THE PROBLEM » Every line in the records below with the string "when" needs to be copied out.

GIVEN INFORMATION »
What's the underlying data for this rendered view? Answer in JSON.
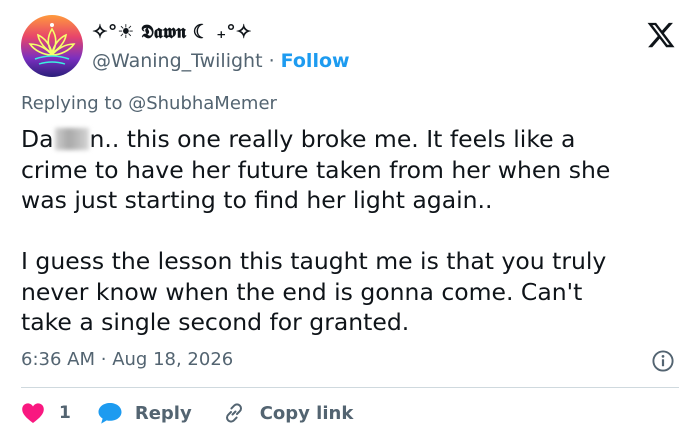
{
  "user": {
    "display_name": "✧°☀ 𝕯𝖆𝖜𝖓 ☾ ₊°✧",
    "handle": "@Waning_Twilight",
    "separator": "·",
    "follow_label": "Follow"
  },
  "reply_context": {
    "prefix": "Replying to ",
    "mention": "@ShubhaMemer"
  },
  "tweet": {
    "line1_start": "Da",
    "line1_end": "n.. this one really broke me. It feels like a",
    "line2": "crime to have her future taken from her when she",
    "line3": "was just starting to find her light again..",
    "line4": "I guess the lesson this taught me is that you truly",
    "line5": "never know when the end is gonna come. Can't",
    "line6": "take a single second for granted."
  },
  "meta": {
    "time": "6:36 AM",
    "separator": "·",
    "date": "Aug 18, 2026"
  },
  "actions": {
    "like_count": "1",
    "reply_label": "Reply",
    "copy_link_label": "Copy link"
  },
  "colors": {
    "accent": "#1d9bf0",
    "like": "#f91880",
    "secondary_text": "#536471",
    "primary_text": "#0f1419",
    "divider": "#cfd9de"
  },
  "icons": {
    "brand": "x-logo-icon",
    "info": "info-icon",
    "like": "heart-icon",
    "reply": "speech-bubble-icon",
    "copy": "link-icon"
  }
}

ANSWER TO THE PROBLEM »
    "line2": "crime to have her future taken from her when she",
    "line5": "never know when the end is gonna come. Can't",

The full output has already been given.